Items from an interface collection
§

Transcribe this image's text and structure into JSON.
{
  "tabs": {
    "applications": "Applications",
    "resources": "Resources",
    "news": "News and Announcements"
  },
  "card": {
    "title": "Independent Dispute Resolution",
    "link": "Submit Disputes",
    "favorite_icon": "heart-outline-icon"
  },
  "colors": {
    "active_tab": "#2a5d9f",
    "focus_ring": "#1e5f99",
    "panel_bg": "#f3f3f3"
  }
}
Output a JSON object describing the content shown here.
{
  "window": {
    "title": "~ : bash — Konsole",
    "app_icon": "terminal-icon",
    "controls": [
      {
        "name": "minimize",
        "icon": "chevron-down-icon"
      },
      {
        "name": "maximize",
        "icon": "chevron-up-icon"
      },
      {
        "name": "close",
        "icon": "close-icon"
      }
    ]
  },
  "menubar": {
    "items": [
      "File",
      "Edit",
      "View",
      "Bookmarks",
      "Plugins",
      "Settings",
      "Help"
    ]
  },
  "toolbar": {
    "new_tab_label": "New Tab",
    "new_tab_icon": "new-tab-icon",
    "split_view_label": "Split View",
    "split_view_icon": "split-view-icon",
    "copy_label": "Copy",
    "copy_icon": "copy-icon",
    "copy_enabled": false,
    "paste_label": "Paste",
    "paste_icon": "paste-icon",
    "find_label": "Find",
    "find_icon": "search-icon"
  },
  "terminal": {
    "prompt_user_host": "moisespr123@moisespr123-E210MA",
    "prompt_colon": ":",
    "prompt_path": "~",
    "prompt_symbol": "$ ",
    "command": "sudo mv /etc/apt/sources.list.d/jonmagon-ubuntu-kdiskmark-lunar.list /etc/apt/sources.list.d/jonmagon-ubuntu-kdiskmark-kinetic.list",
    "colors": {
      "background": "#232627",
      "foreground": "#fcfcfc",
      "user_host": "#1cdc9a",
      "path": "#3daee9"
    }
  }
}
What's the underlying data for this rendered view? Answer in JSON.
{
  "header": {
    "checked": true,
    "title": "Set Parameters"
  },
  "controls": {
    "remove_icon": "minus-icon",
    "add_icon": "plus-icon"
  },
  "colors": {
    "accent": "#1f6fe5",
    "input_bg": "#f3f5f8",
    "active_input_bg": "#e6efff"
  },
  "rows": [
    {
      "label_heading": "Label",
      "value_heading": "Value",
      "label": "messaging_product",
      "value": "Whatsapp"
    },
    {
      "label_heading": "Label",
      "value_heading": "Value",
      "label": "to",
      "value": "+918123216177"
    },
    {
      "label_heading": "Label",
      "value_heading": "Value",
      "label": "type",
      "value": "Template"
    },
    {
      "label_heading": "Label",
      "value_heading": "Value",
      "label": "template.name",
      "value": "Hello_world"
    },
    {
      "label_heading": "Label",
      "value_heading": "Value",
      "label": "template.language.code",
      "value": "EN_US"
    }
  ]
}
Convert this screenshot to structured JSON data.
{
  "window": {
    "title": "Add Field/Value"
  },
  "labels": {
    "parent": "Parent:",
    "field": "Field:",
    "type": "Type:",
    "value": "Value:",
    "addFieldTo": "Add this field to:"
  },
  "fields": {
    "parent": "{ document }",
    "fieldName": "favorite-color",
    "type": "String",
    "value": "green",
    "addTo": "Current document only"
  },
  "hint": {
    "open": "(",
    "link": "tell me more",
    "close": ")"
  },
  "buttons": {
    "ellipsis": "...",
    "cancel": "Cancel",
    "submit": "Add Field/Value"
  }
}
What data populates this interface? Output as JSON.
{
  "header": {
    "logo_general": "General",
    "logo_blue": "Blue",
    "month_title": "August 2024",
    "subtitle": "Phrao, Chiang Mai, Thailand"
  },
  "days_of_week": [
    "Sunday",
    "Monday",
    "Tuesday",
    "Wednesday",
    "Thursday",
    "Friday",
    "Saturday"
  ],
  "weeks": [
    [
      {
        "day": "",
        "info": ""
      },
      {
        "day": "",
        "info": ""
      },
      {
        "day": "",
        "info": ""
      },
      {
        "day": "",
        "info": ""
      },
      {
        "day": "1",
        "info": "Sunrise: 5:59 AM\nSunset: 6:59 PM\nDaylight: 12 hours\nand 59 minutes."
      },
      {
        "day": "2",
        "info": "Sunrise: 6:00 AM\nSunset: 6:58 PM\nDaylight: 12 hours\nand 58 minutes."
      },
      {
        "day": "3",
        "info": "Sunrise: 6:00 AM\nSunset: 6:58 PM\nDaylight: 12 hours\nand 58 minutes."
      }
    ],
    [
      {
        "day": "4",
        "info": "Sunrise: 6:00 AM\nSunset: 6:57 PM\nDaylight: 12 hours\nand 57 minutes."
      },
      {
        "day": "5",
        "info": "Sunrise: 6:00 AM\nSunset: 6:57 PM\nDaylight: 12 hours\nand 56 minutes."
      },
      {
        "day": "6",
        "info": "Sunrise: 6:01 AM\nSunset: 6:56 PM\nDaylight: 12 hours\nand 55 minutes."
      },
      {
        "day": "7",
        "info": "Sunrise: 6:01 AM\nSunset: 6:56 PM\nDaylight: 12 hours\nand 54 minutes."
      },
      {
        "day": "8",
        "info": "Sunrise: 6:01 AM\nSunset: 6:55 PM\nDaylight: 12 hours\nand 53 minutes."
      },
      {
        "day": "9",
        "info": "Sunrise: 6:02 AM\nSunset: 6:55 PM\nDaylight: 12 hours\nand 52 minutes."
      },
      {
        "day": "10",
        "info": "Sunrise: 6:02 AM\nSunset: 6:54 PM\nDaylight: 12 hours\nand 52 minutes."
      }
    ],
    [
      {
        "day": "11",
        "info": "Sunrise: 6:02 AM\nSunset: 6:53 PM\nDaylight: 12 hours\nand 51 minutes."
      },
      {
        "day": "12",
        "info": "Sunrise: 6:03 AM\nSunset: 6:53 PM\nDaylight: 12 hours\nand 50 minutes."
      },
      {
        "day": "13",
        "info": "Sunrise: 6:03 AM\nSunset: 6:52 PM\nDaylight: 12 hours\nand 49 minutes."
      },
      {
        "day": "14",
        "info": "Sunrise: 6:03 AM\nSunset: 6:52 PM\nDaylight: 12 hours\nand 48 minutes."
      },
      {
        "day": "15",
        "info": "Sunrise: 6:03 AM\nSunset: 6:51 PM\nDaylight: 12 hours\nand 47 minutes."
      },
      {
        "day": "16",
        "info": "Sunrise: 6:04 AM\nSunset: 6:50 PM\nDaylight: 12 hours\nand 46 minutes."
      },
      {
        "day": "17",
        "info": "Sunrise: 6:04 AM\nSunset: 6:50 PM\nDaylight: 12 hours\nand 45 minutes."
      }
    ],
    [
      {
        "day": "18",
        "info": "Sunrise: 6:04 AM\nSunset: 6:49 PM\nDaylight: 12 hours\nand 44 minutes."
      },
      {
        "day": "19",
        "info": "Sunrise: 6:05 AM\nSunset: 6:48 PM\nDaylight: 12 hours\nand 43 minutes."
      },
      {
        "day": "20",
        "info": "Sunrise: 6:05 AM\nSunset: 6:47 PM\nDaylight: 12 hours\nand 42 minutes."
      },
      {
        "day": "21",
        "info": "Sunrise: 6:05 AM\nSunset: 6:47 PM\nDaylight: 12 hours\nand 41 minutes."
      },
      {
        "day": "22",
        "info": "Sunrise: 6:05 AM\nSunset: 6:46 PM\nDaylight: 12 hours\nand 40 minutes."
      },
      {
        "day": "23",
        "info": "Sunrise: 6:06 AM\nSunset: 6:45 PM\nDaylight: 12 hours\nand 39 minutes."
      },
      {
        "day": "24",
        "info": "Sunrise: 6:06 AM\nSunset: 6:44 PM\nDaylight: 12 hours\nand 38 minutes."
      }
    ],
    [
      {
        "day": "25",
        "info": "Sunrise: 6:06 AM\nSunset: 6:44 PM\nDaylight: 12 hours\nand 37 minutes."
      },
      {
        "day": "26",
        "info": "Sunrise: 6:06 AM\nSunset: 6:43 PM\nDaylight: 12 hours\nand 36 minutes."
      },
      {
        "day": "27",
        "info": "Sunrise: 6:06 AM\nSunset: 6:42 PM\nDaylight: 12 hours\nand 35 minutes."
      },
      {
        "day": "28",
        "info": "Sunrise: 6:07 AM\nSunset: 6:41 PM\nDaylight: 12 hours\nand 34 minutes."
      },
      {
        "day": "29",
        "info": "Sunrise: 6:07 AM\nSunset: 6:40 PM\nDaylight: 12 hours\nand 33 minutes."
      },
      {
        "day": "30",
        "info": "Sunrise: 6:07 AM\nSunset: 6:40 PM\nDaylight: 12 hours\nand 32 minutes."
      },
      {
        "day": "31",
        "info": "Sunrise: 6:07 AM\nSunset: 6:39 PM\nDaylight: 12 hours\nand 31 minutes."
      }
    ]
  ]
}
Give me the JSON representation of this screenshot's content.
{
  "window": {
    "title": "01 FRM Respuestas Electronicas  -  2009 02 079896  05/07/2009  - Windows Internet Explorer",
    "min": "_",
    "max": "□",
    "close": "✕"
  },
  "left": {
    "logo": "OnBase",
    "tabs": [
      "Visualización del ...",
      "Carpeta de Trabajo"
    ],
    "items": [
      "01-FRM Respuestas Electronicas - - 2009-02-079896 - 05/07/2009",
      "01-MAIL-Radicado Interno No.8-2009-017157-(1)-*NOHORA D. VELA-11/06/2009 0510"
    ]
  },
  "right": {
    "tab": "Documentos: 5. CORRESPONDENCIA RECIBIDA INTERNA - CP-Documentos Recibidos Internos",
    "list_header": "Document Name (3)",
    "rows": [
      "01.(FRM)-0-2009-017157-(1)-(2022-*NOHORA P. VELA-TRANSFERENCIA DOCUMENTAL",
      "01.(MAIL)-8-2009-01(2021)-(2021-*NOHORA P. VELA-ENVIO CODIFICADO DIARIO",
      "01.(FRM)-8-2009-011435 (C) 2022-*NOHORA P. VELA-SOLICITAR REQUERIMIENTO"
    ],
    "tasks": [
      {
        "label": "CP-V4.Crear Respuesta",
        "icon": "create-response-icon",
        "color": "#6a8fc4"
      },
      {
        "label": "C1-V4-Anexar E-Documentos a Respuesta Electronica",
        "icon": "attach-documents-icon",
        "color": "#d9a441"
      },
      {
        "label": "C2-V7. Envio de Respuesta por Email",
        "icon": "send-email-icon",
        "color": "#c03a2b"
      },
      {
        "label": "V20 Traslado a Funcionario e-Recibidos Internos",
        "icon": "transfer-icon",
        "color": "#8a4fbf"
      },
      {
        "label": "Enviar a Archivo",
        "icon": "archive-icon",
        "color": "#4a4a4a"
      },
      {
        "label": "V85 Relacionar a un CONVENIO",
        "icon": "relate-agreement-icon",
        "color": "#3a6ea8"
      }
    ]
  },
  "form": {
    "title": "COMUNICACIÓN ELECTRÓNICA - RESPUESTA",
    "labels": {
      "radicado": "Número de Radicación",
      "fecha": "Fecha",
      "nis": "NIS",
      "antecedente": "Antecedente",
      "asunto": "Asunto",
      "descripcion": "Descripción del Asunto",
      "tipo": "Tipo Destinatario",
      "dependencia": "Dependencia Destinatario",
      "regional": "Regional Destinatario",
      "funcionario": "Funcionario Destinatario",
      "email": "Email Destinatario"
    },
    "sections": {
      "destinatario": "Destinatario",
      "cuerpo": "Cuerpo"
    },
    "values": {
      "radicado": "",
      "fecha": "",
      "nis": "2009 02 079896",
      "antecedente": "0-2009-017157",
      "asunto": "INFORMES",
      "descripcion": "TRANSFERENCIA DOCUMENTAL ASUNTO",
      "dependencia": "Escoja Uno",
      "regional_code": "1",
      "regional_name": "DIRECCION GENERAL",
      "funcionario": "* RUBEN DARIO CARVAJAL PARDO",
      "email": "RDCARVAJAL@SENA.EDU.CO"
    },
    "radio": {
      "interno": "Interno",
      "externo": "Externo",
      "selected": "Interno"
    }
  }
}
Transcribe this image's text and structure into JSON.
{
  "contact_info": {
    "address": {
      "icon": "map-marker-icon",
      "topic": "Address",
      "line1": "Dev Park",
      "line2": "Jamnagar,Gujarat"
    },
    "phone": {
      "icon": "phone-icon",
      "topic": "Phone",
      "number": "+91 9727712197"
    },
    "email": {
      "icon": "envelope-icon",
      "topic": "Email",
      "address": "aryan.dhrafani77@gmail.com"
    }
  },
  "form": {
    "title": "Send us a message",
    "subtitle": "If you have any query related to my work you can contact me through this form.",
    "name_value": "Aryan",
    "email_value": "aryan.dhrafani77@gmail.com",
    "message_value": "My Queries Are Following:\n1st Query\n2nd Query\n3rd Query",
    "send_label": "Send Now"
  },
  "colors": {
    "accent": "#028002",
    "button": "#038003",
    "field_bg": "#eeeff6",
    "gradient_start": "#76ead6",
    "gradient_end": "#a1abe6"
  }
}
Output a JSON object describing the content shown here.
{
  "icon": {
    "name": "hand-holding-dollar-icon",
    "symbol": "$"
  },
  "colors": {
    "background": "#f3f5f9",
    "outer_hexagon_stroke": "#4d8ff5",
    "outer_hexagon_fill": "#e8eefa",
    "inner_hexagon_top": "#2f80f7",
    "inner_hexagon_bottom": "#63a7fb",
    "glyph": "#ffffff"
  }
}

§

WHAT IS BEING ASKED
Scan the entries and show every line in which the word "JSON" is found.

WRITTEN RESPONSE
Transcribe this image's text and structure into JSON.
Output a JSON object describing the content shown here.
What's the underlying data for this rendered view? Answer in JSON.
Convert this screenshot to structured JSON data.
What data populates this interface? Output as JSON.
Give me the JSON representation of this screenshot's content.
Transcribe this image's text and structure into JSON.
Output a JSON object describing the content shown here.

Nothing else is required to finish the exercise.